Return each line of the data below that contains the string "DETAILS".
++++ Extracted material ++++
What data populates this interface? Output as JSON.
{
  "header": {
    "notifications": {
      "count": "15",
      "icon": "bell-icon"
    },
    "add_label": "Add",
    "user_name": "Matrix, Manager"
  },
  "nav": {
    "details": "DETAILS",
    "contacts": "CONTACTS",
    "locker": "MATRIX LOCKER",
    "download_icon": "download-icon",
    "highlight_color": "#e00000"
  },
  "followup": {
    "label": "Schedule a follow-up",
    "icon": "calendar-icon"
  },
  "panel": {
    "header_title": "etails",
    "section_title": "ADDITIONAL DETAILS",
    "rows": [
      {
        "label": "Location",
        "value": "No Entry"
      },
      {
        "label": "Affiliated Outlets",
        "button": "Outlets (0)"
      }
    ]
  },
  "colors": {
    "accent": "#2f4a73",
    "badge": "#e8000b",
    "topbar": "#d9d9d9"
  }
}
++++
- Exercise result:
    "details": "DETAILS",
    "section_title": "ADDITIONAL DETAILS",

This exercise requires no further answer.